Another major benefit of the turbodiesel power is, of course, the fuel economy.
Official consumption figures for the 3.0-litre HDi are 28.2, 39.2 and 50.4mpg
respectively for Urban, Combined and Extra-urban. During our week with the car
we recorded an overall average of 34.6mpg.
Driving the big Coupe requires little effort from the driver. It's a well sorted
car and handles more than capably. Traction is good for a powerful front-wheel
drive car in spite of the 338lb ft of torque being sent through the front
wheels, there's no discernible torque steer. And the pretty impressive grip
and stability, coupled with an almost complete absence of roll, makes this 407
Coupe a trustworthy steed whether you're wafting around the lanes taking
in the scenery or pressing on down the motorway. The brakes big, hefty
vented discs at the front are powerful and get on with the job without
attracting your attention: your foot presses; you stop.
When called upon to do so, the Coupe is a vigorous ground coverer. Push the
button on the centre stack to permanently lock the electronically adjustable
dampers in their firmest setting and move the selector lever to the left (into
'manual' mode there's also a Sport mode as well as a Winter setting)
and you can exploit the torque-rich V6's effortless flexibility using light
fore and aft taps on the gear lever to trigger instant and fluent up and down
shifts and maximise control on quicker secondary roads.
However, most of the time the 'Auto' damper setting is perfectly fine for managing
both 'soft' and 'hard' driving styles, particularly with the autobox in its
Sport setting. With transmission and dampers in Auto modes, you'll enjoy a tranquil
and well-controlled ride. Speed humps, however, are best taken at moderate speeds.
For the record, the Coupe's unruffled ride quality was achieved running on 19-inch
alloys wearing low-pro 235/40 Pirelli P Zero tyres.
In town, the steering is pleasantly weighted. A touch on the light side, perhaps,
but combined with good front and side visibility it makes easy work of placing
what is a really quite a long and wide car. Nor is parking a problem, thanks
to the standard-fit rear parking aid that provides both audible and visual feedback;
it's also very accurate, even picking out low kerbs.
So, how did it do? The 407 Coupe in V6 turbodiesel guise is an elegant and comfortable

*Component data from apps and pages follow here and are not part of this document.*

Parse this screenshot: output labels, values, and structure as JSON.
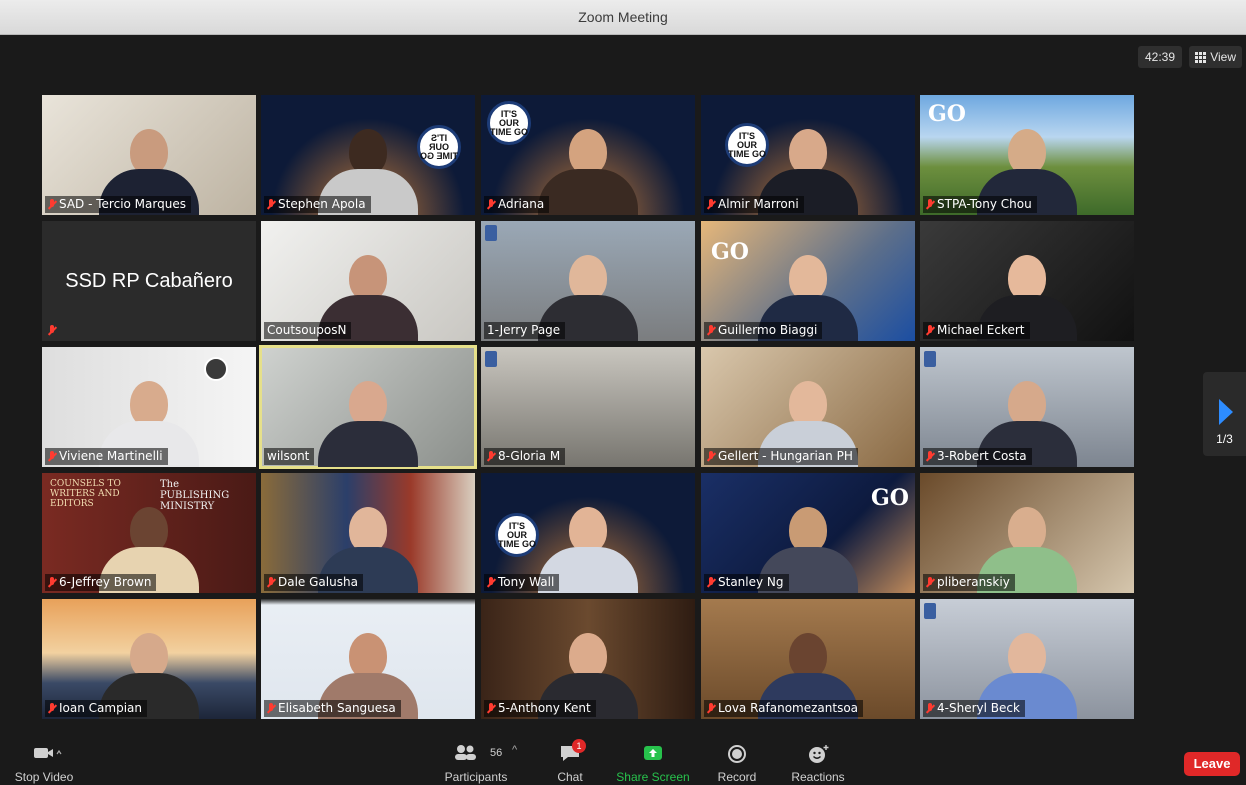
{
  "window": {
    "title": "Zoom Meeting"
  },
  "meeting": {
    "timer": "42:39",
    "view_label": "View",
    "page_indicator": "1/3"
  },
  "participants_tiles": [
    {
      "name": "SAD - Tercio Marques"
    },
    {
      "name": "Stephen Apola",
      "badge": "IT'S OUR TIME GO"
    },
    {
      "name": "Adriana",
      "badge": "IT'S OUR TIME GO"
    },
    {
      "name": "Almir Marroni",
      "badge": "IT'S OUR TIME GO"
    },
    {
      "name": "STPA-Tony Chou",
      "logo": "GO"
    },
    {
      "name": "SSD RP Cabañero"
    },
    {
      "name": "CoutsouposN"
    },
    {
      "name": "1-Jerry Page"
    },
    {
      "name": "Guillermo Biaggi",
      "logo": "GO"
    },
    {
      "name": "Michael Eckert"
    },
    {
      "name": "Viviene Martinelli"
    },
    {
      "name": "wilsont"
    },
    {
      "name": "8-Gloria M"
    },
    {
      "name": "Gellert - Hungarian PH"
    },
    {
      "name": "3-Robert Costa"
    },
    {
      "name": "6-Jeffrey Brown",
      "bg_text_1": "COUNSELS TO WRITERS AND EDITORS",
      "bg_text_2": "The PUBLISHING MINISTRY"
    },
    {
      "name": "Dale Galusha"
    },
    {
      "name": "Tony Wall",
      "badge": "IT'S OUR TIME GO"
    },
    {
      "name": "Stanley Ng",
      "logo": "GO"
    },
    {
      "name": "pliberanskiy"
    },
    {
      "name": "Ioan Campian"
    },
    {
      "name": "Elisabeth Sanguesa"
    },
    {
      "name": "5-Anthony Kent"
    },
    {
      "name": "Lova Rafanomezantsoa"
    },
    {
      "name": "4-Sheryl Beck"
    }
  ],
  "toolbar": {
    "stop_video": "Stop Video",
    "participants": "Participants",
    "participants_count": "56",
    "chat": "Chat",
    "chat_badge": "1",
    "share_screen": "Share Screen",
    "record": "Record",
    "reactions": "Reactions",
    "leave": "Leave"
  },
  "colors": {
    "background": "#1a1a1a",
    "share_green": "#27c24c",
    "leave_red": "#e02828",
    "accent_blue": "#2d8cff",
    "active_speaker": "#e6e08a"
  }
}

Grand Tourer that will waft you from A to B in limousine majesty, quietly and
more frugally than many of its more expensive rivals and for less than
£30K. For drivers with no need of a badge to define who they are, it's a welcome
option to the more expensive German brands. MotorBar
Peugeot 407 Coupe Sport V6 HDi 240
Maximum speed: 151mph | 0-62mph: 7.9 seconds | Overall test MPG: 34.6mpg
Power: 240bhp | Torque: 338lb ft | CO2 189g/km | Insurance group 17E/40E